Jump to content
Sign in to follow this  
  • entries
  • comments
  • views

Unrolling Toilet Paper

Sign in to follow this  


In his Dec. 17 Action-Reaction blog post titled "Falling Rolls," one of my heroes of physics instruction, Frank Noschese, details an exercise from Robert Ehrlich's book Why Toast Lands Jelly-Side Down.

picture2.png?w=500&h=196The exercise, a rotational motion problem that challenges students to find the ratio of heights at which you can drop two identical toilet paper rolls, one dropped regularly, the other dropped by holding onto the end of the paper and letting it unroll, such that the two rolls hit the ground at the same time. It's a terrific, easy-to-replicate and demonstrate problem that pulls together a great number of rotational motion skills --> finding the moment of inertia, applying the parallel-axis theorem, identifying forces and torques from free body diagrams, and converting angular acceleration to linear acceleration.
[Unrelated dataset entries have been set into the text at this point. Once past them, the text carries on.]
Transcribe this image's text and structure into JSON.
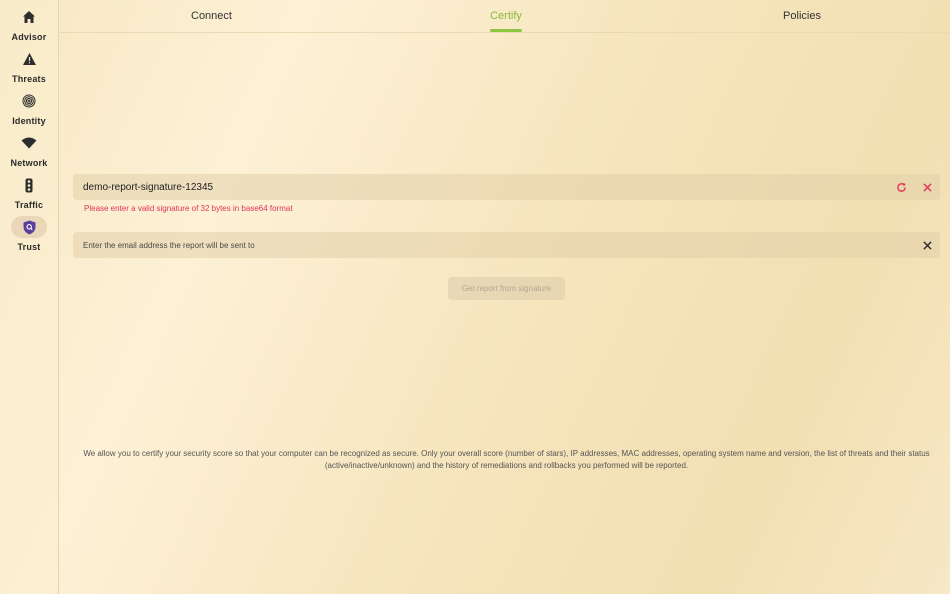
{
  "sidebar": {
    "items": [
      {
        "label": "Advisor",
        "icon": "home-icon"
      },
      {
        "label": "Threats",
        "icon": "warning-icon"
      },
      {
        "label": "Identity",
        "icon": "fingerprint-icon"
      },
      {
        "label": "Network",
        "icon": "wifi-icon"
      },
      {
        "label": "Traffic",
        "icon": "traffic-light-icon"
      },
      {
        "label": "Trust",
        "icon": "shield-search-icon",
        "active": true
      }
    ]
  },
  "tabs": [
    {
      "label": "Connect"
    },
    {
      "label": "Certify",
      "active": true
    },
    {
      "label": "Policies"
    }
  ],
  "signature": {
    "value": "demo-report-signature-12345",
    "error": "Please enter a valid signature of 32 bytes in base64 format"
  },
  "email": {
    "value": "",
    "placeholder": "Enter the email address the report will be sent to"
  },
  "submit_label": "Get report from signature",
  "footnote": "We allow you to certify your security score so that your computer can be recognized as secure. Only your overall score (number of stars), IP addresses, MAC addresses, operating system name and version, the list of threats and their status (active/inactive/unknown) and the history of remediations and rollbacks you performed will be reported.",
  "colors": {
    "accent": "#8cc63e",
    "error": "#e0345a",
    "trust_icon": "#5a3fa0"
  }
}
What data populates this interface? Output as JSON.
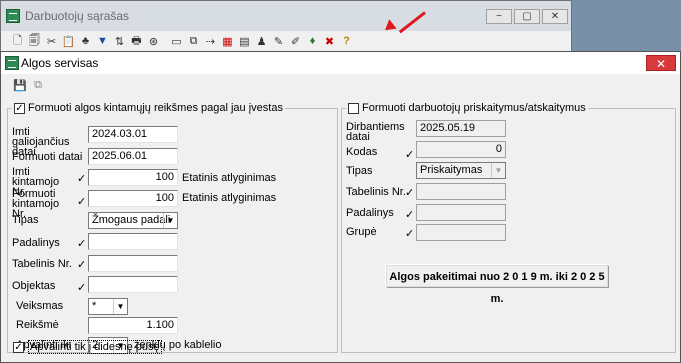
{
  "back_window": {
    "title": "Darbuotojų sąrašas",
    "buttons": [
      "−",
      "▢",
      "✕"
    ],
    "toolbar_icons": [
      "new-icon",
      "copy-icon",
      "scissors-icon",
      "paste-icon",
      "tree-icon",
      "filter-icon",
      "sort-icon",
      "printer-icon",
      "binoculars-icon",
      "sep",
      "doc-icon",
      "copy2-icon",
      "export-icon",
      "calendar-icon",
      "chart-icon",
      "person-icon",
      "sign-icon",
      "edit-icon",
      "coins-icon",
      "tools-icon",
      "help-icon"
    ]
  },
  "dialog": {
    "title": "Algos servisas",
    "close": "✕",
    "left": {
      "checkbox_label": "Formuoti algos kintamųjų reikšmes pagal jau įvestas",
      "checked": true,
      "imti_galiojancius_label": "Imti galiojančius datai",
      "imti_galiojancius_value": "2024.03.01",
      "formuoti_datai_label": "Formuoti datai",
      "formuoti_datai_value": "2025.06.01",
      "imti_kintamojo_label": "Imti kintamojo Nr.",
      "imti_kintamojo_value": "100",
      "imti_kintamojo_desc": "Etatinis atlyginimas",
      "formuoti_kintamojo_label": "Formuoti kintamojo Nr.",
      "formuoti_kintamojo_value": "100",
      "formuoti_kintamojo_desc": "Etatinis atlyginimas",
      "tipas_label": "Tipas",
      "tipas_value": "Žmogaus padali",
      "padalinys_label": "Padalinys",
      "tabelinis_label": "Tabelinis Nr.",
      "objektas_label": "Objektas",
      "veiksmas_label": "Veiksmas",
      "veiksmas_value": "*",
      "reiksme_label": "Reikšmė",
      "reiksme_value": "1.100",
      "apvalinti_label": "Apvalinti iki",
      "apvalinti_value": "2",
      "apvalinti_desc": "ženklų po kablelio",
      "apvalinti_tik_label": "Apvalinti tik į didesnę pusę",
      "apvalinti_tik_checked": true
    },
    "right": {
      "checkbox_label": "Formuoti darbuotojų priskaitymus/atskaitymus",
      "checked": false,
      "dirbantiems_label": "Dirbantiems datai",
      "dirbantiems_value": "2025.05.19",
      "kodas_label": "Kodas",
      "kodas_value": "0",
      "tipas_label": "Tipas",
      "tipas_value": "Priskaitymas",
      "tabelinis_label": "Tabelinis Nr.",
      "padalinys_label": "Padalinys",
      "grupe_label": "Grupė"
    },
    "action_button": "Algos pakeitimai nuo  2 0 1 9 m.  iki  2 0 2 5 m."
  },
  "colors": {
    "arrow": "#e0161b",
    "close": "#d63a3a"
  }
}
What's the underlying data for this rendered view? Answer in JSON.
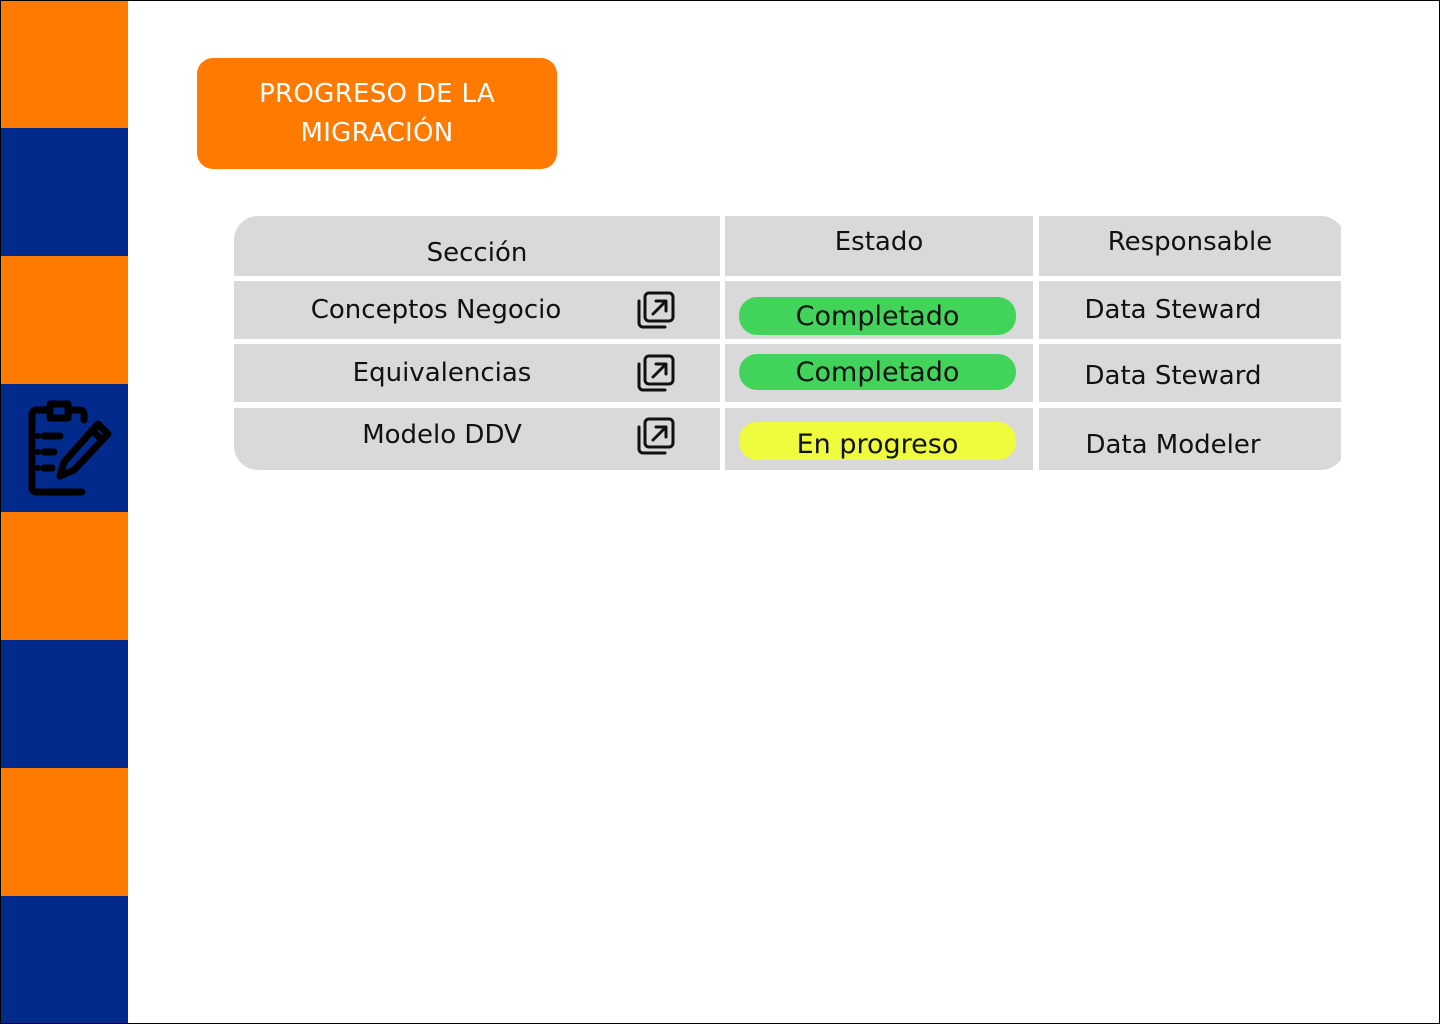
{
  "colors": {
    "accent_orange": "#ff7a00",
    "accent_blue": "#012a8c",
    "cell_gray": "#d9d9d9",
    "status_done": "#42d45a",
    "status_progress": "#eefc3d"
  },
  "sidebar": {
    "blocks": [
      "orange",
      "blue",
      "orange",
      "blue-icon",
      "orange",
      "blue",
      "orange",
      "blue"
    ],
    "icon": "clipboard-edit-icon"
  },
  "title_card": {
    "text": "PROGRESO DE LA MIGRACIÓN"
  },
  "table": {
    "headers": {
      "section": "Sección",
      "status": "Estado",
      "owner": "Responsable"
    },
    "rows": [
      {
        "section": "Conceptos Negocio",
        "link_icon": "open-external-icon",
        "status": "Completado",
        "status_color": "#42d45a",
        "owner": "Data Steward"
      },
      {
        "section": "Equivalencias",
        "link_icon": "open-external-icon",
        "status": "Completado",
        "status_color": "#42d45a",
        "owner": "Data Steward"
      },
      {
        "section": "Modelo DDV",
        "link_icon": "open-external-icon",
        "status": "En progreso",
        "status_color": "#eefc3d",
        "owner": "Data Modeler"
      }
    ]
  }
}
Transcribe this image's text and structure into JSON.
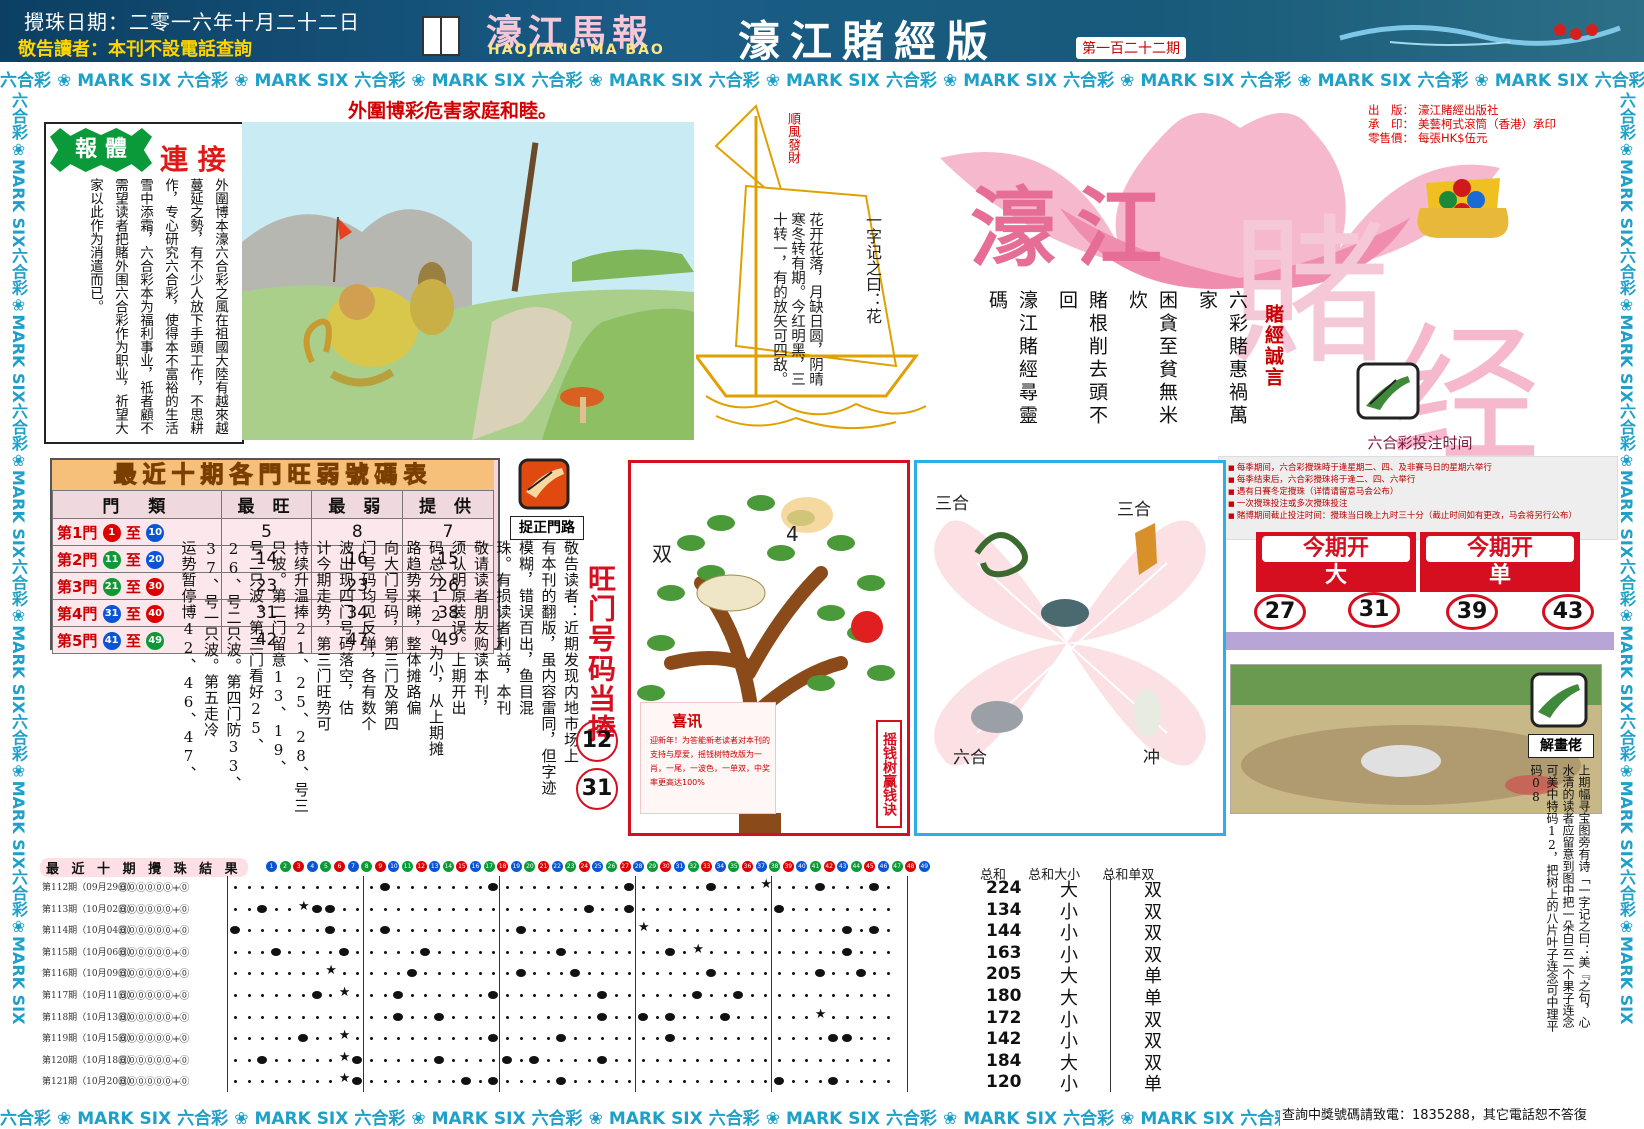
{
  "header": {
    "date": "攪珠日期：二零一六年十月二十二日",
    "notice": "敬告讀者：本刊不設電話查詢",
    "title_cn": "濠江馬報",
    "title_en": "HAOJIANG MA BAO",
    "edition": "濠江賭經版",
    "issue": "第一百二十二期",
    "bg_color": "#0c3f63"
  },
  "strip": {
    "liuhecai": "六合彩",
    "marksix": "MARK SIX",
    "accent": "#1ea0c8"
  },
  "hazard": {
    "title": "外圍博彩危害家庭和睦。"
  },
  "story": {
    "tag1": "報 體",
    "tag2": "連 接",
    "text": "外圍博本濠六合彩之風在祖國大陸有越來越蔓延之勢，有不少人放下手頭工作，不思耕作，专心研究六合彩，使得本不富裕的生活雪中添霜，六合彩本为福利事业，祗者顧不需望读者把賭外围六合彩作为职业，祈望大家以此作为消遣而已。"
  },
  "ship": {
    "flag": "順風發財",
    "text1": "一字记之曰：花",
    "text2": "花开花落，月缺日圆，阴晴寒冬转有期。今红明黑，三十转一，有的放矢可四敌。"
  },
  "publication": {
    "publisher_k": "出　版：",
    "publisher_v": "濠江賭經出版社",
    "printer_k": "承　印：",
    "printer_v": "美藝柯式滾筒（香港）承印",
    "price_k": "零售價：",
    "price_v": "每張HK$伍元"
  },
  "logo": {
    "word1": "濠江",
    "word2": "賭",
    "word3": "经"
  },
  "poem": {
    "col1": "六彩賭惠禍萬家",
    "col2": "困貪至貧無米炊",
    "col3": "賭根削去頭不回",
    "col4": "濠江賭經尋靈碼",
    "sign": "賭經誠言"
  },
  "betting": {
    "title": "六合彩投注时间",
    "items": [
      "每季期间，六合彩攪珠時于逢星期二、四、及非賽马日的星期六举行",
      "每季结束后，六合彩攪珠将于逢二、四、六举行",
      "遇有日賽冬定攪珠（详情请留意马会公布）",
      "一次攪珠投注或多次攪珠投注",
      "賭博期间截止投注时间：攪珠当日晚上九时三十分（截止时间如有更改，马会将另行公布）"
    ]
  },
  "this_period": {
    "head": "今期开",
    "left": "大",
    "right": "单",
    "balls": [
      "27",
      "31",
      "39",
      "43"
    ]
  },
  "table": {
    "title": "最近十期各門旺弱號碼表",
    "headers": [
      "門　類",
      "最 旺",
      "最 弱",
      "提 供"
    ],
    "rows": [
      {
        "door": "第1門",
        "from": "1",
        "to": "10",
        "best": "5",
        "worst": "8",
        "tip": "7"
      },
      {
        "door": "第2門",
        "from": "11",
        "to": "20",
        "best": "14",
        "worst": "16",
        "tip": "15"
      },
      {
        "door": "第3門",
        "from": "21",
        "to": "30",
        "best": "23",
        "worst": "23",
        "tip": "26"
      },
      {
        "door": "第4門",
        "from": "31",
        "to": "40",
        "best": "31",
        "worst": "34",
        "tip": "38"
      },
      {
        "door": "第5門",
        "from": "41",
        "to": "49",
        "best": "42",
        "worst": "47",
        "tip": "49"
      }
    ],
    "to_word": "至"
  },
  "grab": {
    "label": "捉正門路"
  },
  "article": {
    "cols": [
      "敬告读者：近期发现内地市场上",
      "有本刊的翻版，虽内容雷同，但字迹",
      "模糊，错误百出，鱼目混",
      "珠。有损读者利益，本刊",
      "敬请读者朋友购读本刊，",
      "须认明原装误。上期开出",
      "码总分120为小，从上期摊",
      "路趋势来睇，整体摊路偏",
      "向大门号码，第三门及第四",
      "门号码均见反弹，各有数个",
      "波出现四门号码落空，估",
      "计今期走势，第三门旺势可",
      "持续升温捧21、25、28、号三",
      "只波。第二门留意13、19、",
      "号二只波。第三门看好25、",
      "26、号二只波。第四门防33、",
      "37、号一只波。第五走冷",
      "运势暂停博42、46、47、"
    ]
  },
  "hot": {
    "title": "旺门号码当捧",
    "n1": "12",
    "n2": "31"
  },
  "tree": {
    "tag1": "双",
    "tag2": "4",
    "side": "摇钱树赢钱诀",
    "xi_title": "喜讯",
    "xi_text": "迎新年！为答能新老读者对本刊的支持与厚爱，摇钱树特改版为一肖，一尾，一波色，一单双，中奖率更高达100%"
  },
  "zodiac": {
    "tl": "三合",
    "tr": "三合",
    "bl": "六合",
    "br": "冲"
  },
  "comic": {
    "label": "解畫佬",
    "text": "上期幅寻宝图旁有诗「一字记之曰：美『之句，心水清的读者应留意到图中把一朵白云二个果子连念可美中特码12，把树上的八片叶子连念可中理平码08"
  },
  "results": {
    "title": "最 近 十 期 攪 珠 結 果",
    "sum_head": "总和",
    "bs_head": "总和大小",
    "oe_head": "总和单双",
    "rows": [
      {
        "label": "第112期（09月29日）",
        "sum": "224",
        "bs": "大",
        "oe": "双"
      },
      {
        "label": "第113期（10月02日）",
        "sum": "134",
        "bs": "小",
        "oe": "双"
      },
      {
        "label": "第114期（10月04日）",
        "sum": "144",
        "bs": "小",
        "oe": "双"
      },
      {
        "label": "第115期（10月06日）",
        "sum": "163",
        "bs": "小",
        "oe": "双"
      },
      {
        "label": "第116期（10月09日）",
        "sum": "205",
        "bs": "大",
        "oe": "单"
      },
      {
        "label": "第117期（10月11日）",
        "sum": "180",
        "bs": "大",
        "oe": "单"
      },
      {
        "label": "第118期（10月13日）",
        "sum": "172",
        "bs": "小",
        "oe": "双"
      },
      {
        "label": "第119期（10月15日）",
        "sum": "142",
        "bs": "小",
        "oe": "双"
      },
      {
        "label": "第120期（10月18日）",
        "sum": "184",
        "bs": "大",
        "oe": "双"
      },
      {
        "label": "第121期（10月20日）",
        "sum": "120",
        "bs": "小",
        "oe": "单"
      }
    ],
    "balls_text": "⓪⓪⓪⓪⓪⓪+⓪"
  },
  "footer": {
    "query": "查詢中獎號碼請致電：1835288，其它電話恕不答復"
  }
}
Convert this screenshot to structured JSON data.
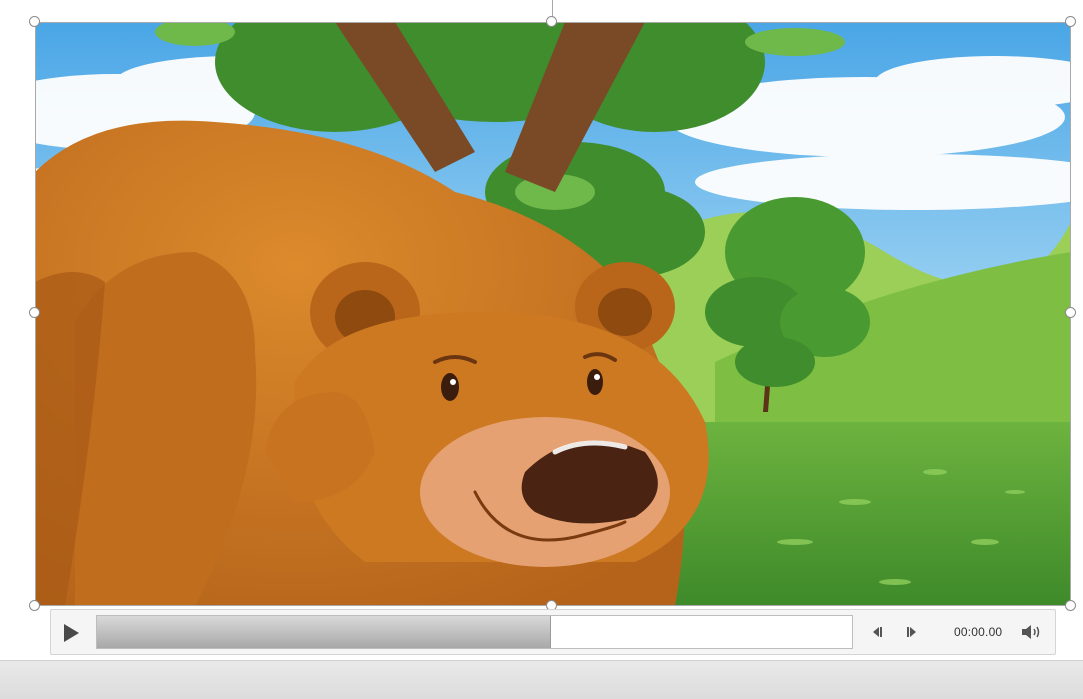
{
  "player": {
    "time_display": "00:00.00",
    "progress_fraction": 0.6,
    "icons": {
      "play": "play-icon",
      "step_back": "step-back-icon",
      "step_forward": "step-forward-icon",
      "volume": "volume-icon"
    }
  },
  "colors": {
    "sky": "#5bb6ea",
    "cloud": "#ffffff",
    "grass": "#5aa536",
    "hill": "#8cc84a",
    "bear_fur": "#c8741c",
    "bear_dark": "#9a5512",
    "muzzle": "#e7a577",
    "nose": "#4a2313",
    "tree_trunk": "#7a4a26",
    "leaf": "#3f8d2c",
    "progress": "#b0b0b0"
  }
}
My students dove into the challenge with zest!

To begin the exercise, we set our variables (H=height for dropped roll, h=height for unrolled roll, r = inner diameter, R = outer diameter), then identified the time it takes for the dropped roll to hit the ground using standard kinematics:

png.latex?t_{drop} = \sqrt {{{2H} \over

Next, we did the same thing for the unrolling toilet paper roll:

png.latex?t_{unroll} = \sqrt {{{2h} \ove

Of course, if we want them to hit at the same time, the times must be equal, therefore we can show:

png.latex?{H \over h} = {g \over a}

Obviously, what we really need to focus our efforts on is finding the linear acceleration of the unrolling roll. To save ourselves some time, we started by looking up the moment of inertia for a cylinder:

png.latex?I = {\textstyle{1 \over 2}}M({

Using the parallel-axis theorem to account for the unrolled roll rotating about its outer radius we find:

png.latex?I = {\textstyle{1 \over 2}}M({

Next, we can use a free body diagram to identify the net torque on the roll as MgR, and use Newton's 2nd Law for Rotational Motion to find the angular acceleration:

png.latex? {{\tau }_{net}}=I\alpha \Righ

Since linear acceleration can be found from angular acceleration multiplied by the radius of rotation ®:

png.latex? a = \alpha R = {{2g{R^2}} \ov

Finally, since we're looking for the ratio of the dropped height to the unrolled height:

png.latex?\ {H \over h} = {g \over a} =

This conflicts with the results from Noschese's class, where they derived

png.latex? \frac{H}{h}=2+\frac{{{r}^{2}}

However, their demonstration based on their results is very convincing. Let's take a look at the difference in ratios using the two derivations:

For a toilet paper roll of inner diameter .0095m and outer diameter R=.035m (our school rolls from the janitor supply closet):

png.latex? \frac{H}{h}=2+\frac{{{r}^{2}}

png.latex? \frac{H}{h}=\frac{3}{2}+\frac

It appears that our derivation is correct, per our visual confirmation with a high speed video camera:

You can follow the original blog response at Physics In Flux.

Sign in to follow this  


Recommended Comments

There are no comments to display.

Join the conversation

You can post now and register later. If you have an account, sign in now to post with your account.

Add a comment...

×   Pasted as rich text.   Paste as plain text instead

  Only 75 emoji are allowed.

×   Your link has been automatically embedded.   Display as a link instead

×   Your previous content has been restored.   Clear editor

×   You cannot paste images directly. Upload or insert images from URL.

Terms of Use

The pages of APlusPhysics.com, Physics in Action podcasts, and other online media at this site are made available as a service to physics students, instructors, and others. Their use is encouraged and is free of charge. Teachers who wish to use materials either in a classroom demonstration format or as part of an interactive activity/lesson are granted permission (and encouraged) to do so. Linking to information on this site is allowed and encouraged, but content from APlusPhysics may not be made available elsewhere on the Internet without the author's written permission.

Copyright Notice

APlusPhysics.com, Silly Beagle Productions and Physics In Action materials are copyright protected and the author restricts their use to online usage through a live internet connection. Any downloading of files to other storage devices (hard drives, web servers, school servers, CDs, etc.) with the exception of Physics In Action podcast episodes is prohibited. The use of images, text and animations in other projects (including non-profit endeavors) is also prohibited. Requests for permission to use such material on other projects may be submitted in writing to info@aplusphysics.com. Licensing of the content of APlusPhysics.com for other uses may be considered in the future.

  • Create New...